=== Task directions ===
Your response should be the listing below, repeated exactly and in full.

=== Data shown ===
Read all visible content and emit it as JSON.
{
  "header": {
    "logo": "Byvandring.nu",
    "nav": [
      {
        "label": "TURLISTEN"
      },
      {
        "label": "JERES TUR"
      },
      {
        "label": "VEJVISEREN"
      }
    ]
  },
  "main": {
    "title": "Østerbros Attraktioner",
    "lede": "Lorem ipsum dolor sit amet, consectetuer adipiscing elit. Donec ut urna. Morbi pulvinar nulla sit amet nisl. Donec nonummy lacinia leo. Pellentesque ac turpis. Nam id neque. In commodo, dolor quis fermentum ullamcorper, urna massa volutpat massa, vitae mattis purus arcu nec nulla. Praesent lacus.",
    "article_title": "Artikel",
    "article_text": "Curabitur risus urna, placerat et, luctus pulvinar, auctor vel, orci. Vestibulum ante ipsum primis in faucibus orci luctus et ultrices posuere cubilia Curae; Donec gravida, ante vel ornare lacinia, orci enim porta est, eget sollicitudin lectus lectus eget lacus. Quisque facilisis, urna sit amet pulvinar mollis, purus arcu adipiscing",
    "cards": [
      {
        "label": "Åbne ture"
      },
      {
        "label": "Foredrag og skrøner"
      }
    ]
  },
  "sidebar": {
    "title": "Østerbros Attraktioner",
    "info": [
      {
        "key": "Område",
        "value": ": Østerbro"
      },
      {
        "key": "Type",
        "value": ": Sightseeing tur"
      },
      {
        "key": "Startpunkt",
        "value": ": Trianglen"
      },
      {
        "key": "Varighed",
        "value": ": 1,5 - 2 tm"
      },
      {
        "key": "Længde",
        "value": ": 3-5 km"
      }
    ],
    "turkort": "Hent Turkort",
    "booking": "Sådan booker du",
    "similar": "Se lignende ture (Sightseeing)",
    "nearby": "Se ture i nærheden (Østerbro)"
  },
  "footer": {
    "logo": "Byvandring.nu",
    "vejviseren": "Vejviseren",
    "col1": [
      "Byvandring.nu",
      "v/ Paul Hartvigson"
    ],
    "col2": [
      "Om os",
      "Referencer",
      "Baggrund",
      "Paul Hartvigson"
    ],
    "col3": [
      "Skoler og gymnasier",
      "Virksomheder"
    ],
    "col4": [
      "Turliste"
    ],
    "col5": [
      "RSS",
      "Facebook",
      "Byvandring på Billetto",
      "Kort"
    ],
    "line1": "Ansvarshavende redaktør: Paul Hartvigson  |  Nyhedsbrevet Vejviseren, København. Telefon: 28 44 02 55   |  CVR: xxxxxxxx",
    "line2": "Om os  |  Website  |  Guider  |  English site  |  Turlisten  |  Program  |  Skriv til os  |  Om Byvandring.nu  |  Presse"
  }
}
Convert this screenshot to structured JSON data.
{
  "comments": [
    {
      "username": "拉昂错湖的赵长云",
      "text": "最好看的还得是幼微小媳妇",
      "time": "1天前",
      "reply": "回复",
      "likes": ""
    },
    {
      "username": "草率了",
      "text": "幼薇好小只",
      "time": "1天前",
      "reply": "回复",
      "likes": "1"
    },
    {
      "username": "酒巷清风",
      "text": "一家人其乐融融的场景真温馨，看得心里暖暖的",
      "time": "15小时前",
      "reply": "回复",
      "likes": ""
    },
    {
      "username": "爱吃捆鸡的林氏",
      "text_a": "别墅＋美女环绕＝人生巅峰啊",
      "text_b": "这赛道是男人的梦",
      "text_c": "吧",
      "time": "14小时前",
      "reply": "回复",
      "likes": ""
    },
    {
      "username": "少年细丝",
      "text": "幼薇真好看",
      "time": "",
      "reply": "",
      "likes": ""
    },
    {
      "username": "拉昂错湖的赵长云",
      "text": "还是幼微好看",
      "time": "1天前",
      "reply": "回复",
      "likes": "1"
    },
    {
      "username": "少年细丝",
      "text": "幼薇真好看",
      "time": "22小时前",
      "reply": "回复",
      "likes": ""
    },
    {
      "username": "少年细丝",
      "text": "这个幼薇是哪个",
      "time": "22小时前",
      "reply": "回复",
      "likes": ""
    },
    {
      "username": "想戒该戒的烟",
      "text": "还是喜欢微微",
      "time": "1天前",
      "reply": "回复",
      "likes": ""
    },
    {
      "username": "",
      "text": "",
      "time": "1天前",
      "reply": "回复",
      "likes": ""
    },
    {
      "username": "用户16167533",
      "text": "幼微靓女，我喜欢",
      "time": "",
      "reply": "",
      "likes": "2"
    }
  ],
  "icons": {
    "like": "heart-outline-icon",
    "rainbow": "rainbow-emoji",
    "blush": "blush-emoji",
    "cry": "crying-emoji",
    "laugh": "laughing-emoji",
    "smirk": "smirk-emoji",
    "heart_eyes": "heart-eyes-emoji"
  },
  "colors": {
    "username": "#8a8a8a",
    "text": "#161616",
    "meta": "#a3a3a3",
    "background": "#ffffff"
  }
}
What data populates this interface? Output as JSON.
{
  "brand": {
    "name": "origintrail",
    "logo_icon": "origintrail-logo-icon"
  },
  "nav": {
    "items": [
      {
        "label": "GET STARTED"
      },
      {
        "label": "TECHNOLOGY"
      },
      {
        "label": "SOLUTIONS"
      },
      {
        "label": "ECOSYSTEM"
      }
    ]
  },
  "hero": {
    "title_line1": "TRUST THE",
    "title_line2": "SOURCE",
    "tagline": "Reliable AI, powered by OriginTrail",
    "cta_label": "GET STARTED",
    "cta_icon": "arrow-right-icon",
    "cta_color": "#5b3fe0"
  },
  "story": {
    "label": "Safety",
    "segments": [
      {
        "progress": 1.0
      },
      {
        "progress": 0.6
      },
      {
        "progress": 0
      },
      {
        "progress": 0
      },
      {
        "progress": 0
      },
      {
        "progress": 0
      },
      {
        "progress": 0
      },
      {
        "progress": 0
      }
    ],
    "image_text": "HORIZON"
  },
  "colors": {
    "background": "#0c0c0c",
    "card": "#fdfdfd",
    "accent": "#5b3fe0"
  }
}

=== Output for this exercise ===
Read all visible content and emit it as JSON.
{
  "header": {
    "logo": "Byvandring.nu",
    "nav": [
      {
        "label": "TURLISTEN"
      },
      {
        "label": "JERES TUR"
      },
      {
        "label": "VEJVISEREN"
      }
    ]
  },
  "main": {
    "title": "Østerbros Attraktioner",
    "lede": "Lorem ipsum dolor sit amet, consectetuer adipiscing elit. Donec ut urna. Morbi pulvinar nulla sit amet nisl. Donec nonummy lacinia leo. Pellentesque ac turpis. Nam id neque. In commodo, dolor quis fermentum ullamcorper, urna massa volutpat massa, vitae mattis purus arcu nec nulla. Praesent lacus.",
    "article_title": "Artikel",
    "article_text": "Curabitur risus urna, placerat et, luctus pulvinar, auctor vel, orci. Vestibulum ante ipsum primis in faucibus orci luctus et ultrices posuere cubilia Curae; Donec gravida, ante vel ornare lacinia, orci enim porta est, eget sollicitudin lectus lectus eget lacus. Quisque facilisis, urna sit amet pulvinar mollis, purus arcu adipiscing",
    "cards": [
      {
        "label": "Åbne ture"
      },
      {
        "label": "Foredrag og skrøner"
      }
    ]
  },
  "sidebar": {
    "title": "Østerbros Attraktioner",
    "info": [
      {
        "key": "Område",
        "value": ": Østerbro"
      },
      {
        "key": "Type",
        "value": ": Sightseeing tur"
      },
      {
        "key": "Startpunkt",
        "value": ": Trianglen"
      },
      {
        "key": "Varighed",
        "value": ": 1,5 - 2 tm"
      },
      {
        "key": "Længde",
        "value": ": 3-5 km"
      }
    ],
    "turkort": "Hent Turkort",
    "booking": "Sådan booker du",
    "similar": "Se lignende ture (Sightseeing)",
    "nearby": "Se ture i nærheden (Østerbro)"
  },
  "footer": {
    "logo": "Byvandring.nu",
    "vejviseren": "Vejviseren",
    "col1": [
      "Byvandring.nu",
      "v/ Paul Hartvigson"
    ],
    "col2": [
      "Om os",
      "Referencer",
      "Baggrund",
      "Paul Hartvigson"
    ],
    "col3": [
      "Skoler og gymnasier",
      "Virksomheder"
    ],
    "col4": [
      "Turliste"
    ],
    "col5": [
      "RSS",
      "Facebook",
      "Byvandring på Billetto",
      "Kort"
    ],
    "line1": "Ansvarshavende redaktør: Paul Hartvigson  |  Nyhedsbrevet Vejviseren, København. Telefon: 28 44 02 55   |  CVR: xxxxxxxx",
    "line2": "Om os  |  Website  |  Guider  |  English site  |  Turlisten  |  Program  |  Skriv til os  |  Om Byvandring.nu  |  Presse"
  }
}
Convert this screenshot to structured JSON data.
{
  "comments": [
    {
      "username": "拉昂错湖的赵长云",
      "text": "最好看的还得是幼微小媳妇",
      "time": "1天前",
      "reply": "回复",
      "likes": ""
    },
    {
      "username": "草率了",
      "text": "幼薇好小只",
      "time": "1天前",
      "reply": "回复",
      "likes": "1"
    },
    {
      "username": "酒巷清风",
      "text": "一家人其乐融融的场景真温馨，看得心里暖暖的",
      "time": "15小时前",
      "reply": "回复",
      "likes": ""
    },
    {
      "username": "爱吃捆鸡的林氏",
      "text_a": "别墅＋美女环绕＝人生巅峰啊",
      "text_b": "这赛道是男人的梦",
      "text_c": "吧",
      "time": "14小时前",
      "reply": "回复",
      "likes": ""
    },
    {
      "username": "少年细丝",
      "text": "幼薇真好看",
      "time": "",
      "reply": "",
      "likes": ""
    },
    {
      "username": "拉昂错湖的赵长云",
      "text": "还是幼微好看",
      "time": "1天前",
      "reply": "回复",
      "likes": "1"
    },
    {
      "username": "少年细丝",
      "text": "幼薇真好看",
      "time": "22小时前",
      "reply": "回复",
      "likes": ""
    },
    {
      "username": "少年细丝",
      "text": "这个幼薇是哪个",
      "time": "22小时前",
      "reply": "回复",
      "likes": ""
    },
    {
      "username": "想戒该戒的烟",
      "text": "还是喜欢微微",
      "time": "1天前",
      "reply": "回复",
      "likes": ""
    },
    {
      "username": "",
      "text": "",
      "time": "1天前",
      "reply": "回复",
      "likes": ""
    },
    {
      "username": "用户16167533",
      "text": "幼微靓女，我喜欢",
      "time": "",
      "reply": "",
      "likes": "2"
    }
  ],
  "icons": {
    "like": "heart-outline-icon",
    "rainbow": "rainbow-emoji",
    "blush": "blush-emoji",
    "cry": "crying-emoji",
    "laugh": "laughing-emoji",
    "smirk": "smirk-emoji",
    "heart_eyes": "heart-eyes-emoji"
  },
  "colors": {
    "username": "#8a8a8a",
    "text": "#161616",
    "meta": "#a3a3a3",
    "background": "#ffffff"
  }
}
What data populates this interface? Output as JSON.
{
  "brand": {
    "name": "origintrail",
    "logo_icon": "origintrail-logo-icon"
  },
  "nav": {
    "items": [
      {
        "label": "GET STARTED"
      },
      {
        "label": "TECHNOLOGY"
      },
      {
        "label": "SOLUTIONS"
      },
      {
        "label": "ECOSYSTEM"
      }
    ]
  },
  "hero": {
    "title_line1": "TRUST THE",
    "title_line2": "SOURCE",
    "tagline": "Reliable AI, powered by OriginTrail",
    "cta_label": "GET STARTED",
    "cta_icon": "arrow-right-icon",
    "cta_color": "#5b3fe0"
  },
  "story": {
    "label": "Safety",
    "segments": [
      {
        "progress": 1.0
      },
      {
        "progress": 0.6
      },
      {
        "progress": 0
      },
      {
        "progress": 0
      },
      {
        "progress": 0
      },
      {
        "progress": 0
      },
      {
        "progress": 0
      },
      {
        "progress": 0
      }
    ],
    "image_text": "HORIZON"
  },
  "colors": {
    "background": "#0c0c0c",
    "card": "#fdfdfd",
    "accent": "#5b3fe0"
  }
}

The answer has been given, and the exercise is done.